_REQUIRED WORK:_ From the records below, take each line where the string "icon" shows up and copy it.

_DATA SHOWN:_
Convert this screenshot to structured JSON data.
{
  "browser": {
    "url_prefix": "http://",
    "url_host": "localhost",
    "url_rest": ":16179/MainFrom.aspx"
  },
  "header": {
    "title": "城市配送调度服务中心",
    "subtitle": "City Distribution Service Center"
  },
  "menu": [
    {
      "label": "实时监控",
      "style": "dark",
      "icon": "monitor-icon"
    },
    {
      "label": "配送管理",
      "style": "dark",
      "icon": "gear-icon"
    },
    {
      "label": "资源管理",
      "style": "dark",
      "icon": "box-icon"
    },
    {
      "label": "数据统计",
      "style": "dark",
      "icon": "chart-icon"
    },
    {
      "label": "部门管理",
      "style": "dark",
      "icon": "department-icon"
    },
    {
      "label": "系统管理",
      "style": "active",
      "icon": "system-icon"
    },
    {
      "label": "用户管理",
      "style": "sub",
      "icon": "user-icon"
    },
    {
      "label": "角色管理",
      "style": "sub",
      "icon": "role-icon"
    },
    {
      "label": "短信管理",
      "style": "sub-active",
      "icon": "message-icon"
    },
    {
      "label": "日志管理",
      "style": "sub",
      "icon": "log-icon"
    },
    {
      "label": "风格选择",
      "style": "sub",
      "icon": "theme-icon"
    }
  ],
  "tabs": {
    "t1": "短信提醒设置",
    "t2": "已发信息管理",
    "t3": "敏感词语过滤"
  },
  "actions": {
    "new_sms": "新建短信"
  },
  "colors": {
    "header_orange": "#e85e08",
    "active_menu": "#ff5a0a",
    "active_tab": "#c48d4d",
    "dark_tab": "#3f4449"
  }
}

_TASK RESPONSE:_
      "icon": "monitor-icon"
      "icon": "gear-icon"
      "icon": "box-icon"
      "icon": "chart-icon"
      "icon": "department-icon"
      "icon": "system-icon"
      "icon": "user-icon"
      "icon": "role-icon"
      "icon": "message-icon"
      "icon": "log-icon"
      "icon": "theme-icon"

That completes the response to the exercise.